- YOUR GOAL
Copy out exactly the line that contains "Parse this screenshot: output" and all lines following it to the end of the data.

Items from an interface collection
——————
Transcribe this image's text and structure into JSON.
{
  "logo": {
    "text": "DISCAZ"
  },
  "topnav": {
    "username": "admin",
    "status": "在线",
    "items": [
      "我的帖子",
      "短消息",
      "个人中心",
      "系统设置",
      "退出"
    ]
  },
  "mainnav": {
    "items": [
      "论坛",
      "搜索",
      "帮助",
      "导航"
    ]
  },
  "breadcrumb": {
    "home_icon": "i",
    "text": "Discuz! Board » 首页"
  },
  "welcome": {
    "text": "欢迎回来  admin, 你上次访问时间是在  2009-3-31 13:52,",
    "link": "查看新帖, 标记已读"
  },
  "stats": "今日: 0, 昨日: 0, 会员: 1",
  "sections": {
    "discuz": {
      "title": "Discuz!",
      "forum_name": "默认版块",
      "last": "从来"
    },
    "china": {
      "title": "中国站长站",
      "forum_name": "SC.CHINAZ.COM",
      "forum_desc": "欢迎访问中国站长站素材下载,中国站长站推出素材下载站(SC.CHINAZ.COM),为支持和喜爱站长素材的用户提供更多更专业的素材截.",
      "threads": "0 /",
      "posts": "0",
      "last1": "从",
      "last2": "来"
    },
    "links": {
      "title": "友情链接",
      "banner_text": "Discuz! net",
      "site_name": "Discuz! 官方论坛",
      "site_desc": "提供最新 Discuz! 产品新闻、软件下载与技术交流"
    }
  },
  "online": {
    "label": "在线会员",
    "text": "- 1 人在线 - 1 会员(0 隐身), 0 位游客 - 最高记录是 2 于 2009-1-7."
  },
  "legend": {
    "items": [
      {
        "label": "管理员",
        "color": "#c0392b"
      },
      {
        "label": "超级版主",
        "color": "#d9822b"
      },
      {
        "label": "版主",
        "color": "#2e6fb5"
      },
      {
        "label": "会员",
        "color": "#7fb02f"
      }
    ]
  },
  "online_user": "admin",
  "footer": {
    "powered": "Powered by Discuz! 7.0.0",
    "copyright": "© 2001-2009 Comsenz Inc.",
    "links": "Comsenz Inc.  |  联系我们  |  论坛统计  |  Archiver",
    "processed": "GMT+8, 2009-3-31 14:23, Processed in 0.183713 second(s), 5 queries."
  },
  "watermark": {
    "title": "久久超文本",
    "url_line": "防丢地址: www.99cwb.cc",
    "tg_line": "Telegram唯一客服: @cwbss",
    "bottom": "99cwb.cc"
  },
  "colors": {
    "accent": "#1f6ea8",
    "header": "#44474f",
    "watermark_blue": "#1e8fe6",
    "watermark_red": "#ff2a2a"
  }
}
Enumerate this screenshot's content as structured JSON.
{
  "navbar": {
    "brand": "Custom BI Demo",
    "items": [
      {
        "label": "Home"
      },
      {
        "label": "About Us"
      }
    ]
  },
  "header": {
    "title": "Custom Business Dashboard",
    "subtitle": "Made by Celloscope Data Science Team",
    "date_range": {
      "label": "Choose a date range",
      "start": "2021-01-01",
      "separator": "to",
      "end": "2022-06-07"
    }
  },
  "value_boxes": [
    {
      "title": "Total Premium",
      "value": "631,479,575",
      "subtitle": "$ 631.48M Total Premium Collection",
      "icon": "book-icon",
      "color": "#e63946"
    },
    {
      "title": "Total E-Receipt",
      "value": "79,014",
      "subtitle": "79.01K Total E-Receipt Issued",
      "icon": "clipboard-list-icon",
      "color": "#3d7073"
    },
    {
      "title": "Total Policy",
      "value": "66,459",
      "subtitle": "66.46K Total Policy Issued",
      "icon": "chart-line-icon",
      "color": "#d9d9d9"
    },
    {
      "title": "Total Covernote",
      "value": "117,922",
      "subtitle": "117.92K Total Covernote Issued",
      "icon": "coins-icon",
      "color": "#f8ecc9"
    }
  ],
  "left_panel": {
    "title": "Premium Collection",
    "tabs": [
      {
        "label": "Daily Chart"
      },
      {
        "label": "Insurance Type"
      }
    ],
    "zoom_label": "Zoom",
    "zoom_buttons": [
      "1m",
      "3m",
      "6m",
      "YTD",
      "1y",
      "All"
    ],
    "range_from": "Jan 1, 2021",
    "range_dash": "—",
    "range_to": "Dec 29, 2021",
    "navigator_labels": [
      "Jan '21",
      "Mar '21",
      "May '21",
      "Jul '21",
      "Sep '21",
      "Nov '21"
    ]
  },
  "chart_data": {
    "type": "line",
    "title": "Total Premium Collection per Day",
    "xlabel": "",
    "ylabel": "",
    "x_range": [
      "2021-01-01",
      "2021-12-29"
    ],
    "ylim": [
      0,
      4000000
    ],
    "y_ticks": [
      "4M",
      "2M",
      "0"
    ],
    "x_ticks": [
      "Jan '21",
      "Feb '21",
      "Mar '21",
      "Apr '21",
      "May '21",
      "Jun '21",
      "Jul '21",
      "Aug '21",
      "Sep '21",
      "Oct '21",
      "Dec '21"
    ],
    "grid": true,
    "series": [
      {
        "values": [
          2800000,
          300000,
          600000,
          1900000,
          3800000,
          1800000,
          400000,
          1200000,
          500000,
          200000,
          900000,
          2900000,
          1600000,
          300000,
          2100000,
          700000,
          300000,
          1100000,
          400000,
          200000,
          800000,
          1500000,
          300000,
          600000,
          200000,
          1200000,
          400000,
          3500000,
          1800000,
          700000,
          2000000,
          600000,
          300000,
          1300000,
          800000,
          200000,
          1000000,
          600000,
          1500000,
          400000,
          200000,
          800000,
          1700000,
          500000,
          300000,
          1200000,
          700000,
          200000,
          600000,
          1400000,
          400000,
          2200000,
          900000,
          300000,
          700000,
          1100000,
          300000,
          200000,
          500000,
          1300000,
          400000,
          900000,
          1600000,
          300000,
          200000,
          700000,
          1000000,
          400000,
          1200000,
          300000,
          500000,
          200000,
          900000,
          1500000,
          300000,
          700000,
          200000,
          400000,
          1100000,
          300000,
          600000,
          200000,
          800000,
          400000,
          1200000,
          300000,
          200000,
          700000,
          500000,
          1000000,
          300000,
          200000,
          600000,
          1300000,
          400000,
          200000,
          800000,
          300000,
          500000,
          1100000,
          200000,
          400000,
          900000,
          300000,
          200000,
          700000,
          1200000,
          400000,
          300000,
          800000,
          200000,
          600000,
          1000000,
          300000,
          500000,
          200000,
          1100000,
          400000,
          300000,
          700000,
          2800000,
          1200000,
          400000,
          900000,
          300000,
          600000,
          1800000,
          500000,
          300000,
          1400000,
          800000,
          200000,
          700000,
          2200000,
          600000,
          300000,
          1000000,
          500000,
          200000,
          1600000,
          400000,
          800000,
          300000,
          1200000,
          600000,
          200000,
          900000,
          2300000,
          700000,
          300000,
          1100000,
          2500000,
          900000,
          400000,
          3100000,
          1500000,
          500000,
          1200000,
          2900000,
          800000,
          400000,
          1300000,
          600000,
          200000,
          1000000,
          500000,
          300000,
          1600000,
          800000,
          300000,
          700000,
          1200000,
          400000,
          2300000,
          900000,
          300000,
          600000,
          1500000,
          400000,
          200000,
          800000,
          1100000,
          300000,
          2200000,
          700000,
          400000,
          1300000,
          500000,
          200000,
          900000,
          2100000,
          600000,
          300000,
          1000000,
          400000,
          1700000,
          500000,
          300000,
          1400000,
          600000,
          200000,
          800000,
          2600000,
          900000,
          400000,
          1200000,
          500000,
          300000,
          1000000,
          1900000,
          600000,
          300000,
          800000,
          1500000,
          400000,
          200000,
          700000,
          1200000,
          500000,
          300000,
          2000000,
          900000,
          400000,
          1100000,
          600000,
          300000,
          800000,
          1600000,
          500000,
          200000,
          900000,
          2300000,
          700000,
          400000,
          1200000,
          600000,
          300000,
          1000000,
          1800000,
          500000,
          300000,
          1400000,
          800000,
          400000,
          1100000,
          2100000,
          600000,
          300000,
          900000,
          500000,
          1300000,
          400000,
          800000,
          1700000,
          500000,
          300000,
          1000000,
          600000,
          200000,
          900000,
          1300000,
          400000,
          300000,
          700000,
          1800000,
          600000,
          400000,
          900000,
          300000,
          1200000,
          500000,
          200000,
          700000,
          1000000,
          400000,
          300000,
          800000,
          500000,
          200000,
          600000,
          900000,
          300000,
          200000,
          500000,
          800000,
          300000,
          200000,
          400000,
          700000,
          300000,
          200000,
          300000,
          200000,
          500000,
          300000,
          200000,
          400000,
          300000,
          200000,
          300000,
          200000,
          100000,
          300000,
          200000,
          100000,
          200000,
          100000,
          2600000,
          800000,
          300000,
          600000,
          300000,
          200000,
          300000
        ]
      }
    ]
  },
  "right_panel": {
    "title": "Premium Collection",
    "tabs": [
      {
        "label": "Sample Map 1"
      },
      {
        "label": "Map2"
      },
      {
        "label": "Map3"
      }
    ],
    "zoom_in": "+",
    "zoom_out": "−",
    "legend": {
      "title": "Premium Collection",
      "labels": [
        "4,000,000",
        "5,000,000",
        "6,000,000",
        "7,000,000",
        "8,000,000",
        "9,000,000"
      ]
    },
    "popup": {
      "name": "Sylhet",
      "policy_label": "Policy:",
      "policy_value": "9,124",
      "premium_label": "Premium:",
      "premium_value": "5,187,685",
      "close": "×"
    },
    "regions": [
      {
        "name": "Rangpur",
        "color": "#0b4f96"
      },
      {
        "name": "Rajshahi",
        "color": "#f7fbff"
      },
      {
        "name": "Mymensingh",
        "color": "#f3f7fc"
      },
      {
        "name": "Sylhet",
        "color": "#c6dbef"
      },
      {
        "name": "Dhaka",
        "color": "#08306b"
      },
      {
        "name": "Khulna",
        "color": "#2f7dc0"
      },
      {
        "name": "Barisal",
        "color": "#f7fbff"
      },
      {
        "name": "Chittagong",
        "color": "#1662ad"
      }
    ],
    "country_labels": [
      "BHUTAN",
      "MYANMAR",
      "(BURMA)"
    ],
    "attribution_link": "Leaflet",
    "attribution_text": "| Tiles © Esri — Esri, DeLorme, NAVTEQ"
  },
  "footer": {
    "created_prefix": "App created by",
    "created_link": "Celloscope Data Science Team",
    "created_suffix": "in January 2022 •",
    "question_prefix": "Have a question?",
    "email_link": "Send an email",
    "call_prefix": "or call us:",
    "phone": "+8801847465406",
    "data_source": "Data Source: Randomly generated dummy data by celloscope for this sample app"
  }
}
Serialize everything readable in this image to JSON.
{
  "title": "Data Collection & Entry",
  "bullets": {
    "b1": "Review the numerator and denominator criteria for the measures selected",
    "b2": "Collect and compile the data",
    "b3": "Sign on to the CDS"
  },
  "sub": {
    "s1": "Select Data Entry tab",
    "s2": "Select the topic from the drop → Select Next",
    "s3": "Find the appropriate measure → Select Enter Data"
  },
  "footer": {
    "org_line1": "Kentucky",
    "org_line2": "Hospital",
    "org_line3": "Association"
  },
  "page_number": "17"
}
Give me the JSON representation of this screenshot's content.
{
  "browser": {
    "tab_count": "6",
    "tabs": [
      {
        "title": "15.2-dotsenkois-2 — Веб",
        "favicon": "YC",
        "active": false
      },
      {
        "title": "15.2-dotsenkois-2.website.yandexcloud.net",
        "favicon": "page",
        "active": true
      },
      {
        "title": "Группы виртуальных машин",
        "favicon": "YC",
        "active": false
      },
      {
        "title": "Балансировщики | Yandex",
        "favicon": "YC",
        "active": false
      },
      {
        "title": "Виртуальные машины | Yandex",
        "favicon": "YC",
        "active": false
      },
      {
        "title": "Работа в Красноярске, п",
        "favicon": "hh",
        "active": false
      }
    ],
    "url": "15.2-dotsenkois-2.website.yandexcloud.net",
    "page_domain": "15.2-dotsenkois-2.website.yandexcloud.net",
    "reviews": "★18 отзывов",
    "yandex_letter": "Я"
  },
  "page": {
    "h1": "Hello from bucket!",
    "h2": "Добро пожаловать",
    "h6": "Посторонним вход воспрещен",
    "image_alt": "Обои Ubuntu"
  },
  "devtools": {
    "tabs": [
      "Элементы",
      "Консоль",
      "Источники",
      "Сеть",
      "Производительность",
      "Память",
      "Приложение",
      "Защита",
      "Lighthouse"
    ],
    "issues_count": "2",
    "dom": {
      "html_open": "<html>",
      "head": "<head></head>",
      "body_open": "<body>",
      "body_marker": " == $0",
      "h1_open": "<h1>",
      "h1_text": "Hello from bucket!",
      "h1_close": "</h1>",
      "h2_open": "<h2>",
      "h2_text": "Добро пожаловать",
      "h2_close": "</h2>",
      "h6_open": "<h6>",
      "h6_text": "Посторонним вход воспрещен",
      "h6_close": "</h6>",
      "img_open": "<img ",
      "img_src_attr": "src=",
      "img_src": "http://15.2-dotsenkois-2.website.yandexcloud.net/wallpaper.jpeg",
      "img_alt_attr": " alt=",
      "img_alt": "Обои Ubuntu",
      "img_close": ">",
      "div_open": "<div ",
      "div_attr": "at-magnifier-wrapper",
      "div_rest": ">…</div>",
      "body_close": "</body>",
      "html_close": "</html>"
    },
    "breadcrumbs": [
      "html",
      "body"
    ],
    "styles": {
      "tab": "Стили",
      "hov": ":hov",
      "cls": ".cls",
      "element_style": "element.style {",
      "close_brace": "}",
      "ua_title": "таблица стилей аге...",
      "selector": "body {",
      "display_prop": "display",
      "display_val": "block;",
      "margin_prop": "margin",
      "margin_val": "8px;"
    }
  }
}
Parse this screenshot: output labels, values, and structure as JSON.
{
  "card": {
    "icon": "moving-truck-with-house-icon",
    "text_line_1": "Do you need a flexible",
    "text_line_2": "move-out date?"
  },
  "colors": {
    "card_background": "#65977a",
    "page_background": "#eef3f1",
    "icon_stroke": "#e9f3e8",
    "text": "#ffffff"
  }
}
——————
- OUTPUT FOR THIS TASK
Parse this screenshot: output labels, values, and structure as JSON.
{
  "card": {
    "icon": "moving-truck-with-house-icon",
    "text_line_1": "Do you need a flexible",
    "text_line_2": "move-out date?"
  },
  "colors": {
    "card_background": "#65977a",
    "page_background": "#eef3f1",
    "icon_stroke": "#e9f3e8",
    "text": "#ffffff"
  }
}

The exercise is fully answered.